I am very troubled by this effort on the part of Appeals and fear that, in the long run, it will harm both taxpayers and the government. A taxpayer’s right to appeal an IRS decision in an independent forum should be available in a non-adversarial environment that encourages negotiated case resolutions free from the involvement of IRS personnel who have already formed and expressed a view regarding the taxpayer’s case. (IRC § 7803(a)(3)) There are other ways to achieve the mutual understanding Appeals desires, starting with letting the taxpayer decide whether it would be helpful to have Compliance participate in the conference. Placing the decision in the hands of the taxpayer respects the taxpayer’s right to an appeal and to a fair and just tax system. It signals trust of the taxpayer, and may actually result in the taxpayer’s willingness to meet with Compliance. Thus, under my suggested approach, Appeals’ independence is strengthened, taxpayers are treated like adults and with respect, Compliance provides fully-developed case files, and tax administration is improved. It’s a win-win for everyone.
At any rate, the Taxpayer Advocate Service will continue to carefully monitor the expanded participation of these personnel in Appeals conferences, paying particularly close attention to the impact it has on case resolutions and taxpayer rights. We will inform both taxpayers and Congress about our findings.
Additional blogs from the National Taxpayer Advocate can be found at www.taxpayeradvocate.irs.gov/blog.
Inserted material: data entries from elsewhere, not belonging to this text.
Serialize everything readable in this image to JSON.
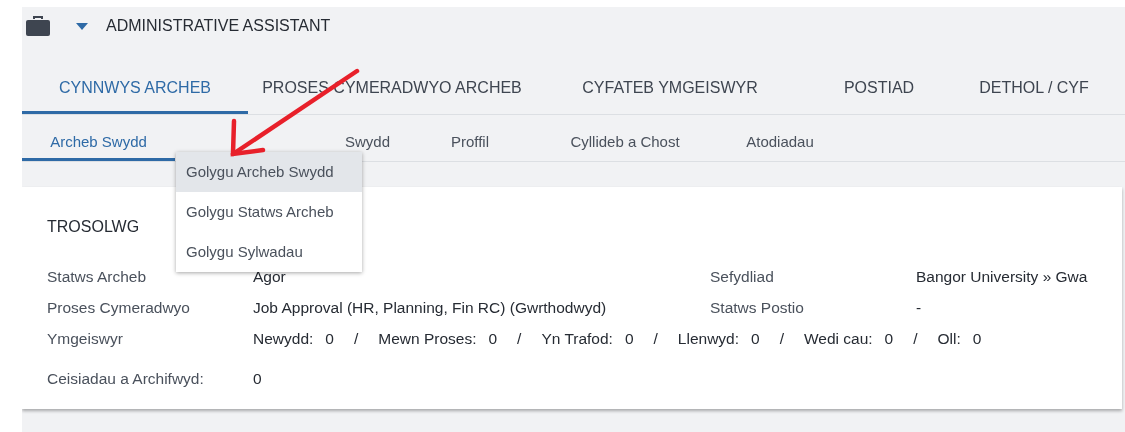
{
  "header": {
    "title": "ADMINISTRATIVE ASSISTANT"
  },
  "tabs": [
    {
      "label": "CYNNWYS ARCHEB",
      "selected": true
    },
    {
      "label": "PROSES CYMERADWYO ARCHEB",
      "selected": false
    },
    {
      "label": "CYFATEB YMGEISWYR",
      "selected": false
    },
    {
      "label": "POSTIAD",
      "selected": false
    },
    {
      "label": "DETHOL / CYF",
      "selected": false
    }
  ],
  "subtabs": [
    {
      "label": "Archeb Swydd",
      "selected": true
    },
    {
      "label": "Swydd",
      "selected": false
    },
    {
      "label": "Proffil",
      "selected": false
    },
    {
      "label": "Cyllideb a Chost",
      "selected": false
    },
    {
      "label": "Atodiadau",
      "selected": false
    }
  ],
  "dropdown_menu": [
    {
      "label": "Golygu Archeb Swydd",
      "selected": true
    },
    {
      "label": "Golygu Statws Archeb",
      "selected": false
    },
    {
      "label": "Golygu Sylwadau",
      "selected": false
    }
  ],
  "overview": {
    "title": "TROSOLWG",
    "status": {
      "label": "Statws Archeb",
      "value": "Agor"
    },
    "approval_process": {
      "label": "Proses Cymeradwyo",
      "value": "Job Approval (HR, Planning, Fin RC) (Gwrthodwyd)"
    },
    "applicants": {
      "label": "Ymgeiswyr",
      "counts": [
        {
          "label": "Newydd:",
          "value": "0",
          "separator": "/"
        },
        {
          "label": "Mewn Proses:",
          "value": "0",
          "separator": "/"
        },
        {
          "label": "Yn Trafod:",
          "value": "0",
          "separator": "/"
        },
        {
          "label": "Llenwyd:",
          "value": "0",
          "separator": "/"
        },
        {
          "label": "Wedi cau:",
          "value": "0",
          "separator": "/"
        },
        {
          "label": "Oll:",
          "value": "0"
        }
      ]
    },
    "requests": {
      "label": "Ceisiadau a Archifwyd:",
      "value": "0"
    },
    "organisation": {
      "label": "Sefydliad",
      "value": "Bangor University  » Gwa"
    },
    "posting_status": {
      "label": "Statws Postio",
      "value": "-"
    }
  }
}
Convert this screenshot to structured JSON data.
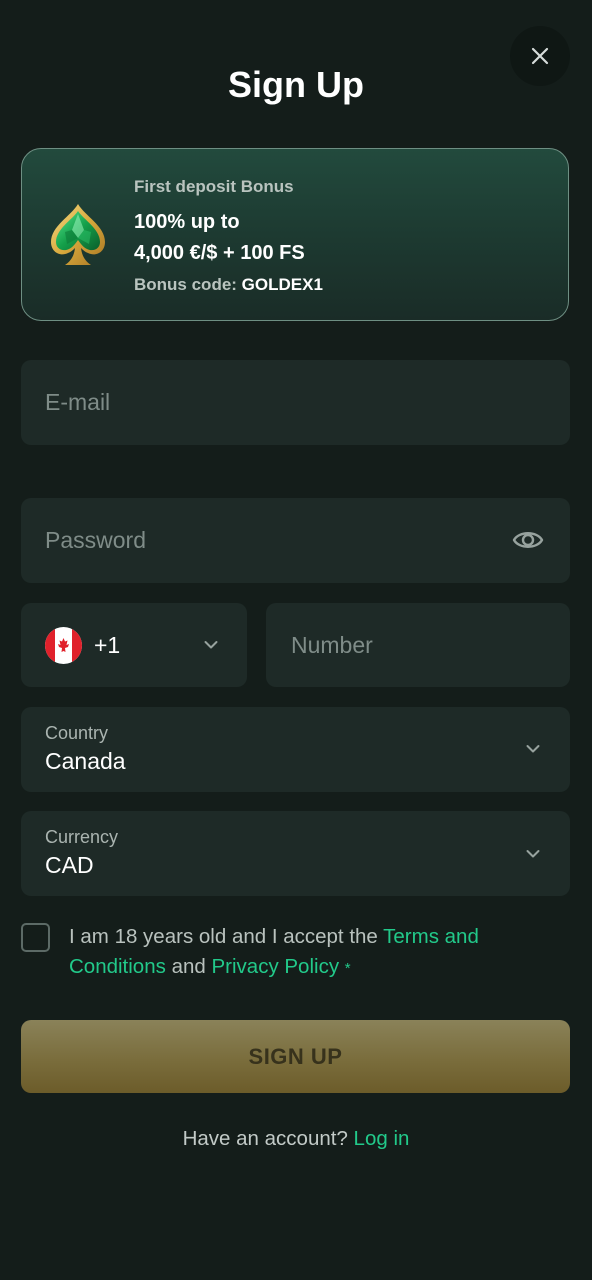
{
  "header": {
    "title": "Sign Up"
  },
  "icons": {
    "close": "close-icon",
    "eye": "eye-icon",
    "chevron": "chevron-down-icon",
    "flag": "canada-flag-icon",
    "bonus": "emerald-spade-icon"
  },
  "bonus": {
    "label": "First deposit Bonus",
    "amount_line1": "100% up to",
    "amount_line2": "4,000 €/$ + 100 FS",
    "code_label": "Bonus code: ",
    "code_value": "GOLDEX1"
  },
  "form": {
    "email": {
      "placeholder": "E-mail",
      "value": ""
    },
    "password": {
      "placeholder": "Password",
      "value": ""
    },
    "phone": {
      "dial_code": "+1",
      "number_placeholder": "Number",
      "number_value": ""
    },
    "country": {
      "label": "Country",
      "value": "Canada"
    },
    "currency": {
      "label": "Currency",
      "value": "CAD"
    },
    "terms": {
      "text_before": "I am 18 years old and I accept the ",
      "terms_link": "Terms and Conditions",
      "text_middle": " and ",
      "privacy_link": "Privacy Policy",
      "required_mark": "*",
      "checked": false
    },
    "submit_label": "SIGN UP"
  },
  "footer": {
    "question": "Have an account? ",
    "login_link": "Log in"
  },
  "colors": {
    "background": "#141d1a",
    "field": "#1e2a27",
    "accent_green": "#22c98a",
    "button_gold": "#7a6d3c"
  }
}
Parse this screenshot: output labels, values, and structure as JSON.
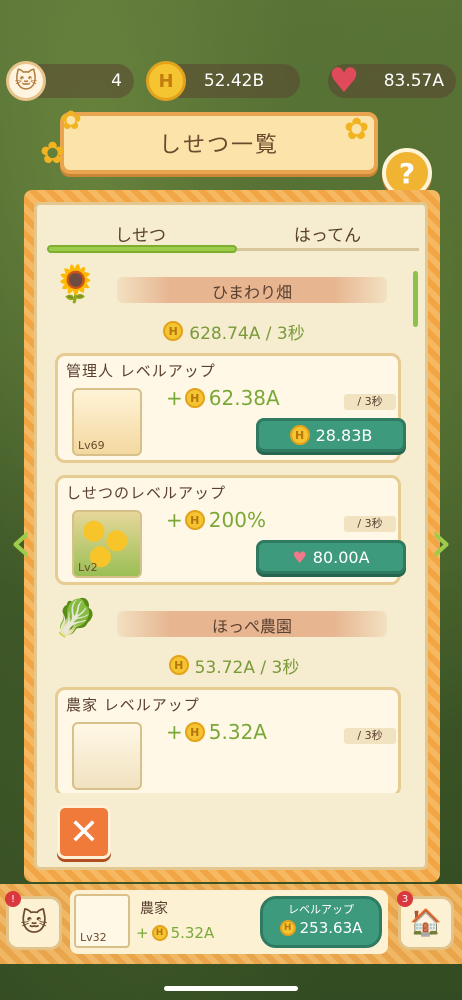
{
  "hud": {
    "cats": "4",
    "coins": "52.42B",
    "hearts": "83.57A",
    "coin_icon": "H",
    "cat_icon": "cat-face-icon",
    "heart_icon": "heart-icon"
  },
  "title": "しせつ一覧",
  "help_label": "?",
  "tabs": [
    {
      "label": "しせつ",
      "active": true
    },
    {
      "label": "はってん",
      "active": false
    }
  ],
  "sections": [
    {
      "name": "ひまわり畑",
      "rate": "628.74A / 3秒",
      "cards": [
        {
          "title": "管理人 レベルアップ",
          "level": "Lv69",
          "gain": "62.38A",
          "per": "/ 3秒",
          "cost": "28.83B",
          "cost_type": "coin"
        },
        {
          "title": "しせつのレベルアップ",
          "level": "Lv2",
          "gain": "200%",
          "per": "/ 3秒",
          "cost": "80.00A",
          "cost_type": "heart"
        }
      ]
    },
    {
      "name": "ほっぺ農園",
      "rate": "53.72A / 3秒",
      "cards": [
        {
          "title": "農家 レベルアップ",
          "gain": "5.32A",
          "per": "/ 3秒"
        }
      ]
    }
  ],
  "close_label": "✕",
  "bottom": {
    "name": "農家",
    "level": "Lv32",
    "gain": "5.32A",
    "button_label": "レベルアップ",
    "button_cost": "253.63A",
    "left_badge": "!",
    "right_badge": "3"
  },
  "colors": {
    "accent_green": "#9ccc4a",
    "button_teal": "#3e9a7c",
    "frame_orange": "#f2a544",
    "panel_cream": "#f6eccf"
  }
}
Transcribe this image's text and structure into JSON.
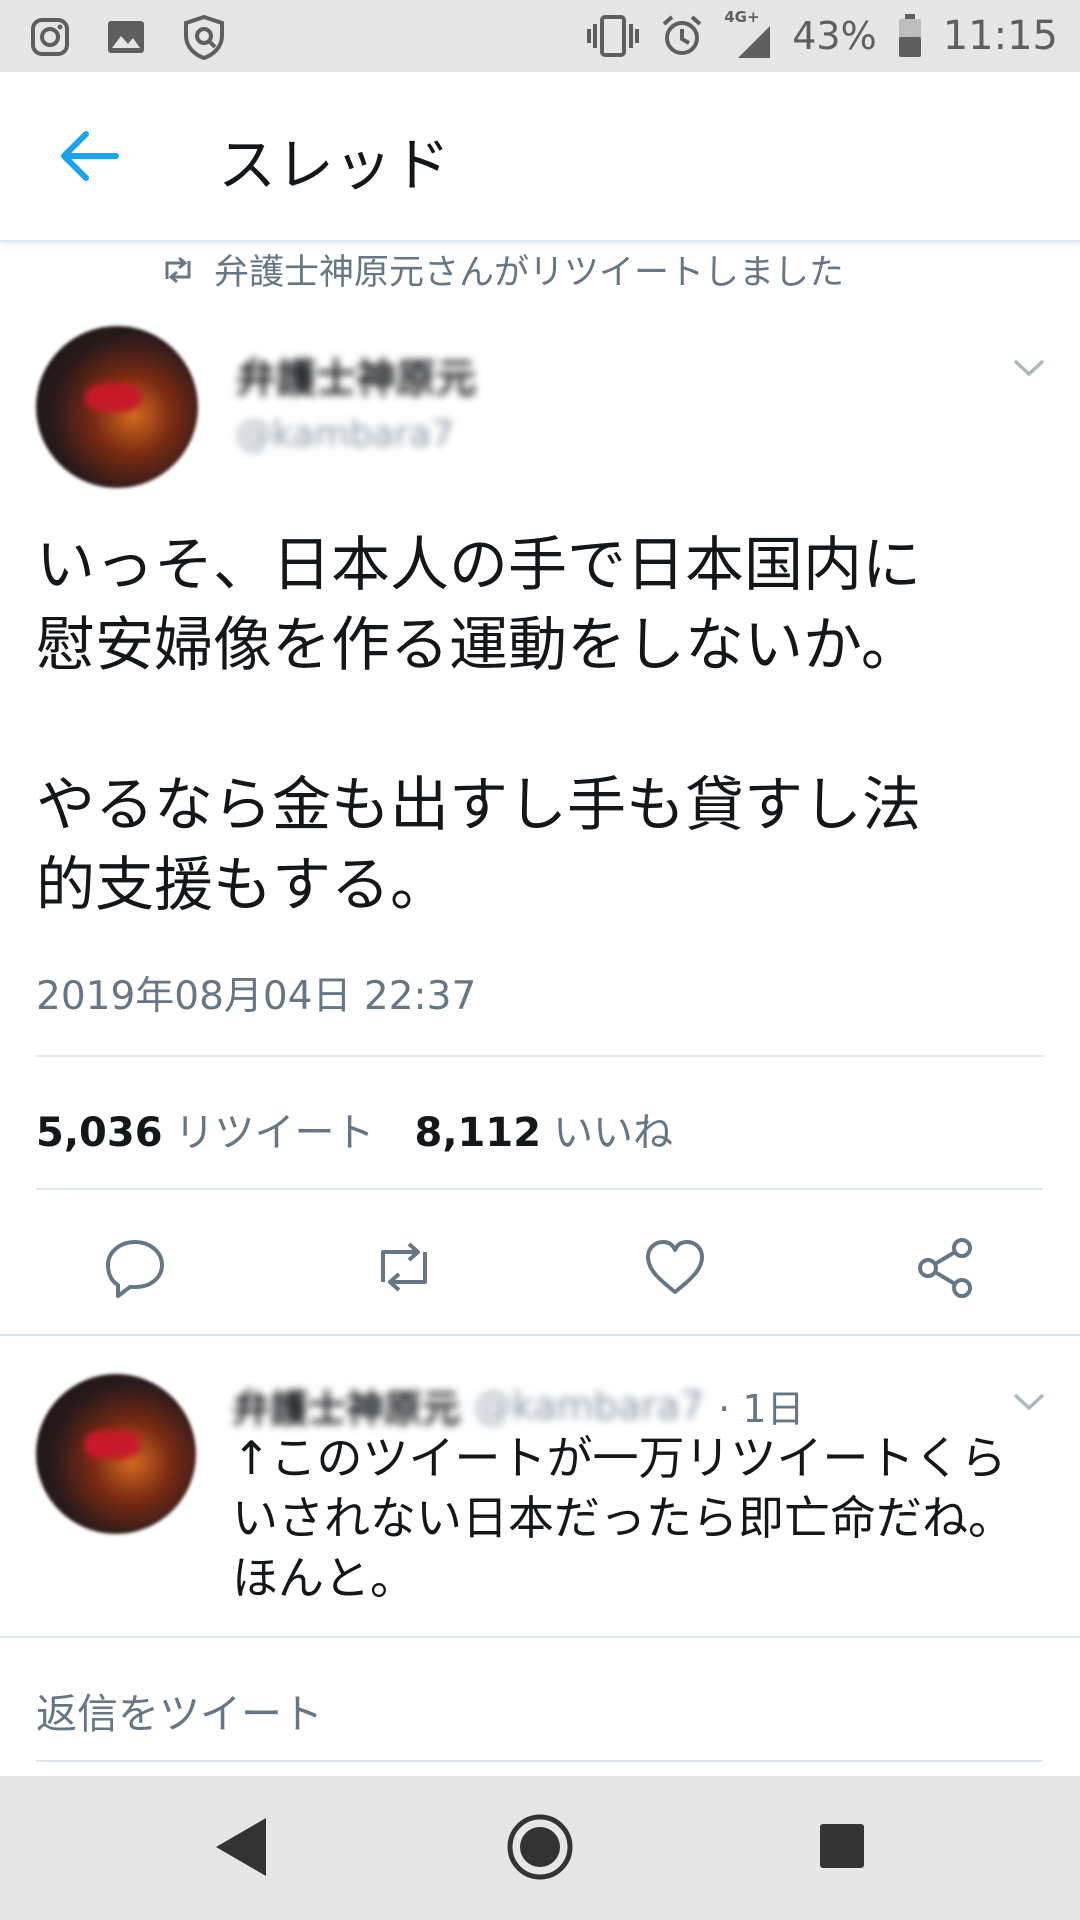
{
  "status_bar": {
    "battery": "43%",
    "time": "11:15",
    "network": "4G+",
    "left_icons": [
      "instagram-icon",
      "gallery-icon",
      "shield-icon"
    ],
    "right_icons": [
      "vibrate-icon",
      "alarm-icon",
      "signal-icon",
      "battery-icon"
    ]
  },
  "header": {
    "title": "スレッド",
    "back_icon": "arrow-left-icon",
    "accent_color": "#1da1f2"
  },
  "retweet_indicator": {
    "text": "弁護士神原元さんがリツイートしました"
  },
  "tweet": {
    "display_name": "弁護士神原元",
    "handle": "@kambara7",
    "text": "いっそ、日本人の手で日本国内に\n慰安婦像を作る運動をしないか。\n\nやるなら金も出すし手も貸すし法\n的支援もする。",
    "timestamp": "2019年08月04日 22:37",
    "retweets": "5,036",
    "retweets_label": "リツイート",
    "likes": "8,112",
    "likes_label": "いいね",
    "actions": [
      "reply-icon",
      "retweet-icon",
      "like-icon",
      "share-icon"
    ]
  },
  "reply": {
    "display_name": "弁護士神原元",
    "handle": "@kambara7",
    "time": "· 1日",
    "text": "↑このツイートが一万リツイートくらいされない日本だったら即亡命だね。ほんと。"
  },
  "compose": {
    "placeholder": "返信をツイート"
  },
  "nav_bar": {
    "buttons": [
      "back-triangle-icon",
      "home-circle-icon",
      "recents-square-icon"
    ]
  }
}
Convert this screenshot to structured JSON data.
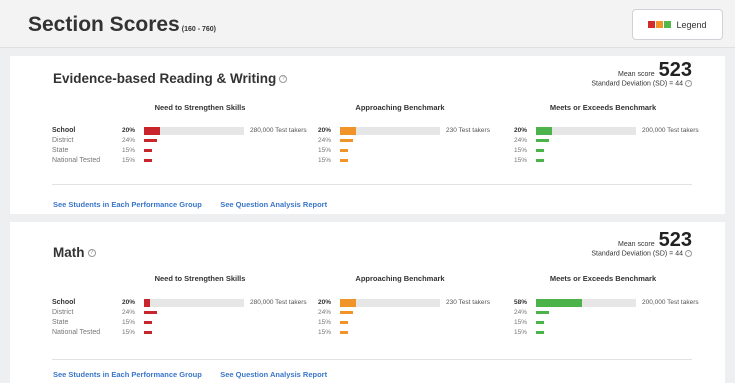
{
  "header": {
    "title": "Section Scores",
    "range": "(160 - 760)",
    "legend_label": "Legend",
    "legend_colors": [
      "#d12b2b",
      "#f0942a",
      "#55b84a"
    ]
  },
  "columns": [
    "Need to Strengthen Skills",
    "Approaching Benchmark",
    "Meets or Exceeds Benchmark"
  ],
  "colors": {
    "need": "#c9252c",
    "approaching": "#f0942a",
    "meets": "#4cb34a"
  },
  "sections": [
    {
      "title": "Evidence-based Reading & Writing",
      "mean_label": "Mean score",
      "mean_score": "523",
      "sd_text": "Standard Deviation (SD) = 44",
      "rows": [
        {
          "label": "School",
          "cells": [
            {
              "pct": "20%",
              "level": 0.2,
              "takers": "280,000 Test takers"
            },
            {
              "pct": "20%",
              "level": 0.2,
              "takers": "230 Test takers"
            },
            {
              "pct": "20%",
              "level": 0.2,
              "takers": "200,000 Test takers"
            }
          ]
        },
        {
          "label": "District",
          "cells": [
            {
              "pct": "24%",
              "level": 0.24
            },
            {
              "pct": "24%",
              "level": 0.24
            },
            {
              "pct": "24%",
              "level": 0.24
            }
          ]
        },
        {
          "label": "State",
          "cells": [
            {
              "pct": "15%",
              "level": 0.15
            },
            {
              "pct": "15%",
              "level": 0.15
            },
            {
              "pct": "15%",
              "level": 0.15
            }
          ]
        },
        {
          "label": "National Tested",
          "cells": [
            {
              "pct": "15%",
              "level": 0.15
            },
            {
              "pct": "15%",
              "level": 0.15
            },
            {
              "pct": "15%",
              "level": 0.15
            }
          ]
        }
      ],
      "links": [
        "See Students in Each Performance Group",
        "See Question Analysis Report"
      ]
    },
    {
      "title": "Math",
      "mean_label": "Mean score",
      "mean_score": "523",
      "sd_text": "Standard Deviation (SD) = 44",
      "rows": [
        {
          "label": "School",
          "cells": [
            {
              "pct": "20%",
              "level": 0.08,
              "takers": "280,000 Test takers"
            },
            {
              "pct": "20%",
              "level": 0.2,
              "takers": "230 Test takers"
            },
            {
              "pct": "58%",
              "level": 0.58,
              "takers": "200,000 Test takers"
            }
          ]
        },
        {
          "label": "District",
          "cells": [
            {
              "pct": "24%",
              "level": 0.24
            },
            {
              "pct": "24%",
              "level": 0.24
            },
            {
              "pct": "24%",
              "level": 0.24
            }
          ]
        },
        {
          "label": "State",
          "cells": [
            {
              "pct": "15%",
              "level": 0.15
            },
            {
              "pct": "15%",
              "level": 0.15
            },
            {
              "pct": "15%",
              "level": 0.15
            }
          ]
        },
        {
          "label": "National Tested",
          "cells": [
            {
              "pct": "15%",
              "level": 0.15
            },
            {
              "pct": "15%",
              "level": 0.15
            },
            {
              "pct": "15%",
              "level": 0.15
            }
          ]
        }
      ],
      "links": [
        "See Students in Each Performance Group",
        "See Question Analysis Report"
      ]
    }
  ]
}
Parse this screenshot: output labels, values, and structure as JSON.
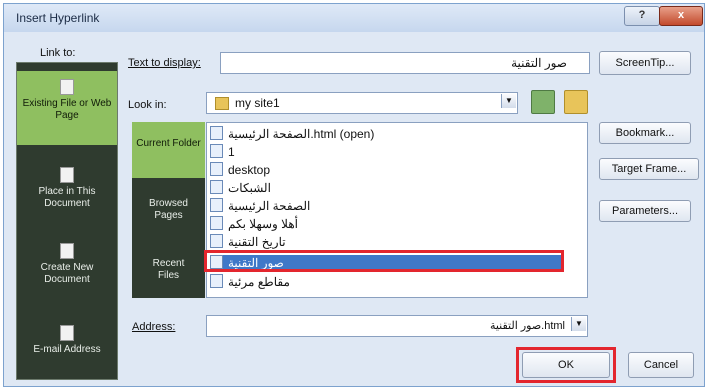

The views expressed in this blog are solely those of the National Taxpayer Advocate. The National Taxpayer Advocate is appointed by the Secretary of the Treasury and reports to the Commissioner of Internal Revenue. However, the National Taxpayer Advocate presents an independent taxpayer perspective that does not necessarily reflect the position of the IRS, the Treasury Department, or the Office of Management and Budget.